*Instructions for the task*.
Go through the entries below and copy each line containing the word "title".

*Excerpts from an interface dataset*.
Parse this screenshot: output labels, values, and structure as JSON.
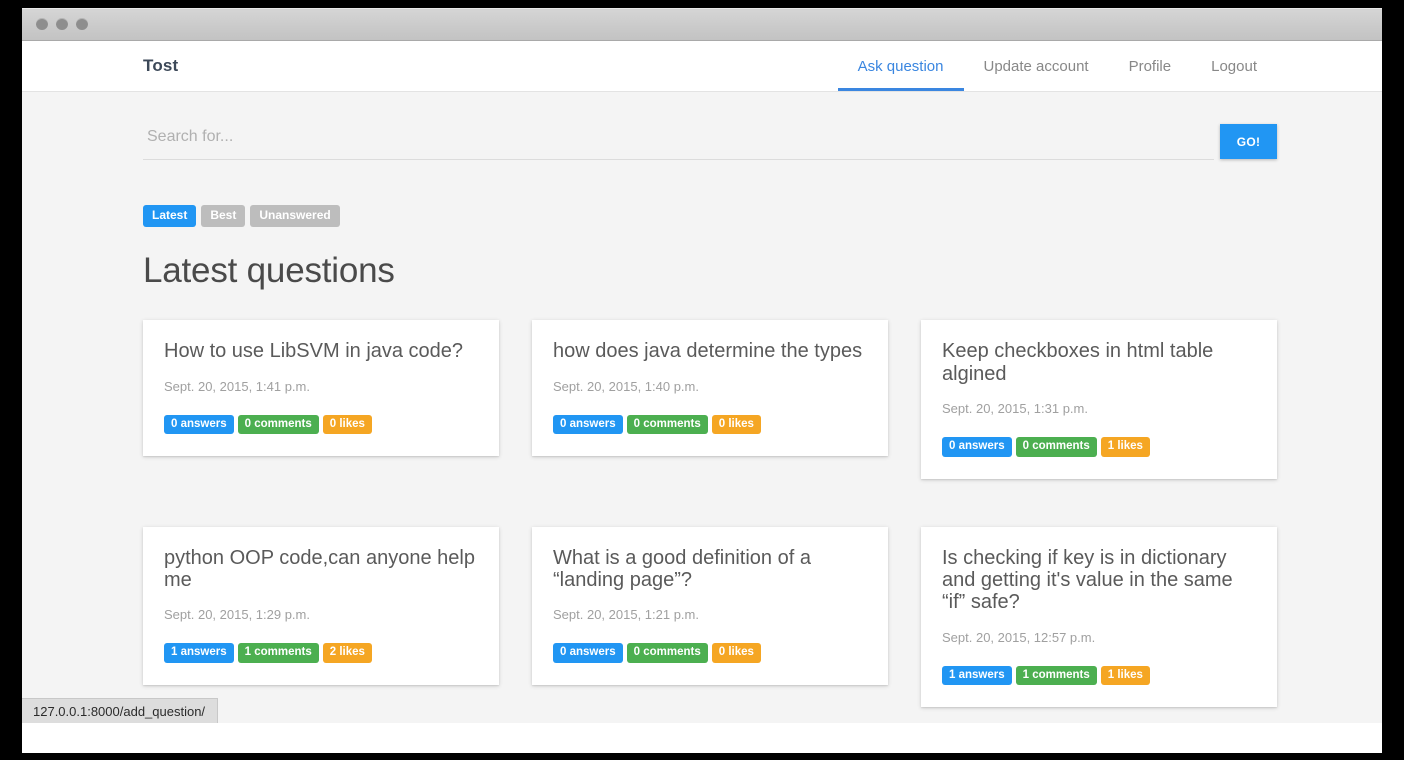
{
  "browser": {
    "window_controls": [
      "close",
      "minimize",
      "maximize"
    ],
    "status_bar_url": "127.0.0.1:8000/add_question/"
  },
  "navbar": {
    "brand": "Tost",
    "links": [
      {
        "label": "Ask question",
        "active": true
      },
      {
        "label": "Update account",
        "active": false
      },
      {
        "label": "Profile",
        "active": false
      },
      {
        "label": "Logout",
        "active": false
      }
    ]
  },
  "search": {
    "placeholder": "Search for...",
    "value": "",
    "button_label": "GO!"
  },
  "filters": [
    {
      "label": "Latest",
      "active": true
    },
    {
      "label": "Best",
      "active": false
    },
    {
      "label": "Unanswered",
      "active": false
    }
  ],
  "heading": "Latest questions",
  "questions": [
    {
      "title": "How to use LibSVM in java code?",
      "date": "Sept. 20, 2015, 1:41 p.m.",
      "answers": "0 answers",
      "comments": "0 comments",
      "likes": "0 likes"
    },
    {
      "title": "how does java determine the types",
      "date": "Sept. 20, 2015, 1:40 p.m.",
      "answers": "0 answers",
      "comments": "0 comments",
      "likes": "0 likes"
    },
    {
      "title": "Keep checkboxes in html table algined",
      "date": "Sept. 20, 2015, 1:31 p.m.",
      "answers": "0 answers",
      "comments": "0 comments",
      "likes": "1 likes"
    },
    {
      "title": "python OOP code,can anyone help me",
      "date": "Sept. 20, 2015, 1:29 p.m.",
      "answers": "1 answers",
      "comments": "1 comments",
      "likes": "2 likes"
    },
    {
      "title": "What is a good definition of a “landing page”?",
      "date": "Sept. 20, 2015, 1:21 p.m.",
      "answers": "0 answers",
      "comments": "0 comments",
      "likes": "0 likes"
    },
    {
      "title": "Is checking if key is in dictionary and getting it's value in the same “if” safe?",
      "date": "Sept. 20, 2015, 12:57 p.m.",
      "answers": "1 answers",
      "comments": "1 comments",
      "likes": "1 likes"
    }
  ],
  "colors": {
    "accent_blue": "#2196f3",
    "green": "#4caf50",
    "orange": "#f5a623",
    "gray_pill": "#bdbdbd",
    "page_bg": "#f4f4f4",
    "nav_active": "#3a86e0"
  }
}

*Final answer*.
      "title": "How to use LibSVM in java code?",
      "title": "how does java determine the types",
      "title": "Keep checkboxes in html table algined",
      "title": "python OOP code,can anyone help me",
      "title": "What is a good definition of a “landing page”?",
      "title": "Is checking if key is in dictionary and getting it's value in the same “if” safe?",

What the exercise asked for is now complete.